Work to complete :: All entries are to be repeated exactly as shown below.

Records for processing ::
^^^^
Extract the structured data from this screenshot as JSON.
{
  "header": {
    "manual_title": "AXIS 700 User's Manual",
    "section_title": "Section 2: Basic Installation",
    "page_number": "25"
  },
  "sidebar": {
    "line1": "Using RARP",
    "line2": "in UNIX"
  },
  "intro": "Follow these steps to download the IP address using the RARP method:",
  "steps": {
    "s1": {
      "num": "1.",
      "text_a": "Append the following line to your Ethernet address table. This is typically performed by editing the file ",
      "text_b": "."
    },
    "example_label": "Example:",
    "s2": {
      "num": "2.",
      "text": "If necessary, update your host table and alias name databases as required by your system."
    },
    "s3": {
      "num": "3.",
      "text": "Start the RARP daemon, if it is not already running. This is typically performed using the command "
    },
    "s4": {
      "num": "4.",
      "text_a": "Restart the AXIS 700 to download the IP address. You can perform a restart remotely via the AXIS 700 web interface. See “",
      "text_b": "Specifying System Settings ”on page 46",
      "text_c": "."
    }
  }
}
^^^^
Solution for this problem ::
Extract the structured data from this screenshot as JSON.
{
  "header": {
    "manual_title": "AXIS 700 User's Manual",
    "section_title": "Section 2: Basic Installation",
    "page_number": "25"
  },
  "sidebar": {
    "line1": "Using RARP",
    "line2": "in UNIX"
  },
  "intro": "Follow these steps to download the IP address using the RARP method:",
  "steps": {
    "s1": {
      "num": "1.",
      "text_a": "Append the following line to your Ethernet address table. This is typically performed by editing the file ",
      "text_b": "."
    },
    "example_label": "Example:",
    "s2": {
      "num": "2.",
      "text": "If necessary, update your host table and alias name databases as required by your system."
    },
    "s3": {
      "num": "3.",
      "text": "Start the RARP daemon, if it is not already running. This is typically performed using the command "
    },
    "s4": {
      "num": "4.",
      "text_a": "Restart the AXIS 700 to download the IP address. You can perform a restart remotely via the AXIS 700 web interface. See “",
      "text_b": "Specifying System Settings ”on page 46",
      "text_c": "."
    }
  }
}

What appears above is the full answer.